__Material supplied__

..............................

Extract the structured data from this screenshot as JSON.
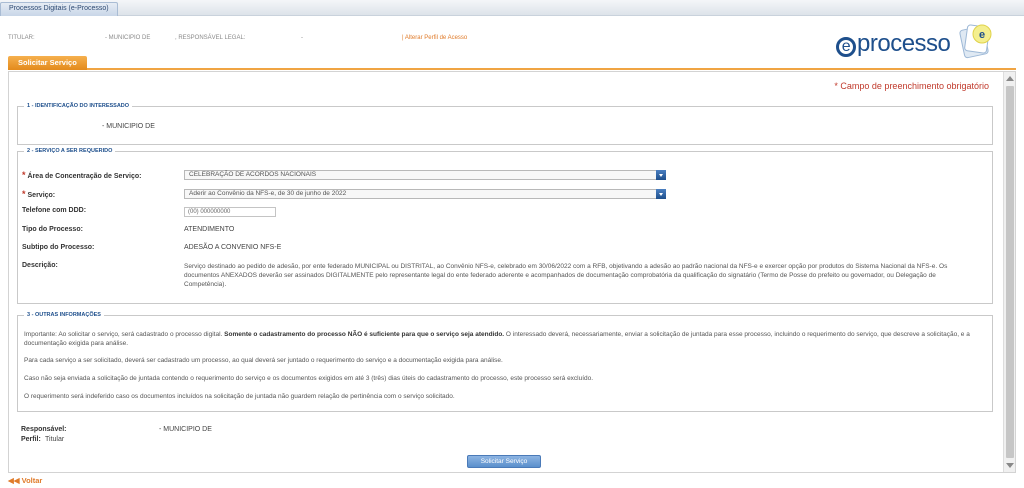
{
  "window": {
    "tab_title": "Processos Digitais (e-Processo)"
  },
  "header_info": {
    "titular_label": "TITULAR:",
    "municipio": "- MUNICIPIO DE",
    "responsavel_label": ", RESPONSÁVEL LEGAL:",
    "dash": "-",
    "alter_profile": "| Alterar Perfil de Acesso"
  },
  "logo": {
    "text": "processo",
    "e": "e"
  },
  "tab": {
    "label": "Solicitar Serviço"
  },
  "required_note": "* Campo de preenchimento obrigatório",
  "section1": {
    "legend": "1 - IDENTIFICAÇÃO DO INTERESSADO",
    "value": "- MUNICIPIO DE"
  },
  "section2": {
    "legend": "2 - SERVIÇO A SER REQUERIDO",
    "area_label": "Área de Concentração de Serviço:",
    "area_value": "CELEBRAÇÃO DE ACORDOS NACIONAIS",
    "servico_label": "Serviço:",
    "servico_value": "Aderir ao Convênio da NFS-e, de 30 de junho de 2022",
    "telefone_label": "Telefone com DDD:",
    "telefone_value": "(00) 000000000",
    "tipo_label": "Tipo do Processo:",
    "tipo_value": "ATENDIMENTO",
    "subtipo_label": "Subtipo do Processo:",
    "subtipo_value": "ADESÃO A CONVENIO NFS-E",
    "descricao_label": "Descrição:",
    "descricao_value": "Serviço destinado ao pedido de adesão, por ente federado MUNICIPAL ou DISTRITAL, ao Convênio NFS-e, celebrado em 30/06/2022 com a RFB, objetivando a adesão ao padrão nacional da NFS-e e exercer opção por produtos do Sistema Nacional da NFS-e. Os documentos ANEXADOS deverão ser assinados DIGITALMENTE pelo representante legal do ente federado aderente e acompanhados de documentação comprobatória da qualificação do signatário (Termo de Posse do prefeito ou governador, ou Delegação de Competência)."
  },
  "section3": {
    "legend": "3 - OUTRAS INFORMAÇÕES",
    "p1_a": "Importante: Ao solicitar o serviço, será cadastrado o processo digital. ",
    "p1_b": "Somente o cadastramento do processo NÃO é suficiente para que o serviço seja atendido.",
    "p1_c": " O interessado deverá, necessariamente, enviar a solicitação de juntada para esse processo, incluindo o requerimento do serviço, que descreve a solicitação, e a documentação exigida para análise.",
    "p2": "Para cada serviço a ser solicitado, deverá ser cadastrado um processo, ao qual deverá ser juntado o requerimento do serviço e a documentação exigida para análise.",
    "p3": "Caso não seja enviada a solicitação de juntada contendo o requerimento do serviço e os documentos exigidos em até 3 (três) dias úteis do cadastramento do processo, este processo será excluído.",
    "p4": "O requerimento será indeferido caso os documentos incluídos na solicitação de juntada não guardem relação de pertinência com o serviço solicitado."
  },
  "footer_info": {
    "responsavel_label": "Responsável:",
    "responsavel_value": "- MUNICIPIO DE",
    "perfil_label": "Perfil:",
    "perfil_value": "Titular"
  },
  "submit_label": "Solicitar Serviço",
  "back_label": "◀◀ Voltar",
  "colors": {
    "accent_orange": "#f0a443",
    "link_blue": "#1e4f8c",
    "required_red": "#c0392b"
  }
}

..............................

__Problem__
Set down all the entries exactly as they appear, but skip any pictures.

__Result of the exercise__
Extract the structured data from this screenshot as JSON.
{
  "window": {
    "tab_title": "Processos Digitais (e-Processo)"
  },
  "header_info": {
    "titular_label": "TITULAR:",
    "municipio": "- MUNICIPIO DE",
    "responsavel_label": ", RESPONSÁVEL LEGAL:",
    "dash": "-",
    "alter_profile": "| Alterar Perfil de Acesso"
  },
  "logo": {
    "text": "processo",
    "e": "e"
  },
  "tab": {
    "label": "Solicitar Serviço"
  },
  "required_note": "* Campo de preenchimento obrigatório",
  "section1": {
    "legend": "1 - IDENTIFICAÇÃO DO INTERESSADO",
    "value": "- MUNICIPIO DE"
  },
  "section2": {
    "legend": "2 - SERVIÇO A SER REQUERIDO",
    "area_label": "Área de Concentração de Serviço:",
    "area_value": "CELEBRAÇÃO DE ACORDOS NACIONAIS",
    "servico_label": "Serviço:",
    "servico_value": "Aderir ao Convênio da NFS-e, de 30 de junho de 2022",
    "telefone_label": "Telefone com DDD:",
    "telefone_value": "(00) 000000000",
    "tipo_label": "Tipo do Processo:",
    "tipo_value": "ATENDIMENTO",
    "subtipo_label": "Subtipo do Processo:",
    "subtipo_value": "ADESÃO A CONVENIO NFS-E",
    "descricao_label": "Descrição:",
    "descricao_value": "Serviço destinado ao pedido de adesão, por ente federado MUNICIPAL ou DISTRITAL, ao Convênio NFS-e, celebrado em 30/06/2022 com a RFB, objetivando a adesão ao padrão nacional da NFS-e e exercer opção por produtos do Sistema Nacional da NFS-e. Os documentos ANEXADOS deverão ser assinados DIGITALMENTE pelo representante legal do ente federado aderente e acompanhados de documentação comprobatória da qualificação do signatário (Termo de Posse do prefeito ou governador, ou Delegação de Competência)."
  },
  "section3": {
    "legend": "3 - OUTRAS INFORMAÇÕES",
    "p1_a": "Importante: Ao solicitar o serviço, será cadastrado o processo digital. ",
    "p1_b": "Somente o cadastramento do processo NÃO é suficiente para que o serviço seja atendido.",
    "p1_c": " O interessado deverá, necessariamente, enviar a solicitação de juntada para esse processo, incluindo o requerimento do serviço, que descreve a solicitação, e a documentação exigida para análise.",
    "p2": "Para cada serviço a ser solicitado, deverá ser cadastrado um processo, ao qual deverá ser juntado o requerimento do serviço e a documentação exigida para análise.",
    "p3": "Caso não seja enviada a solicitação de juntada contendo o requerimento do serviço e os documentos exigidos em até 3 (três) dias úteis do cadastramento do processo, este processo será excluído.",
    "p4": "O requerimento será indeferido caso os documentos incluídos na solicitação de juntada não guardem relação de pertinência com o serviço solicitado."
  },
  "footer_info": {
    "responsavel_label": "Responsável:",
    "responsavel_value": "- MUNICIPIO DE",
    "perfil_label": "Perfil:",
    "perfil_value": "Titular"
  },
  "submit_label": "Solicitar Serviço",
  "back_label": "◀◀ Voltar",
  "colors": {
    "accent_orange": "#f0a443",
    "link_blue": "#1e4f8c",
    "required_red": "#c0392b"
  }
}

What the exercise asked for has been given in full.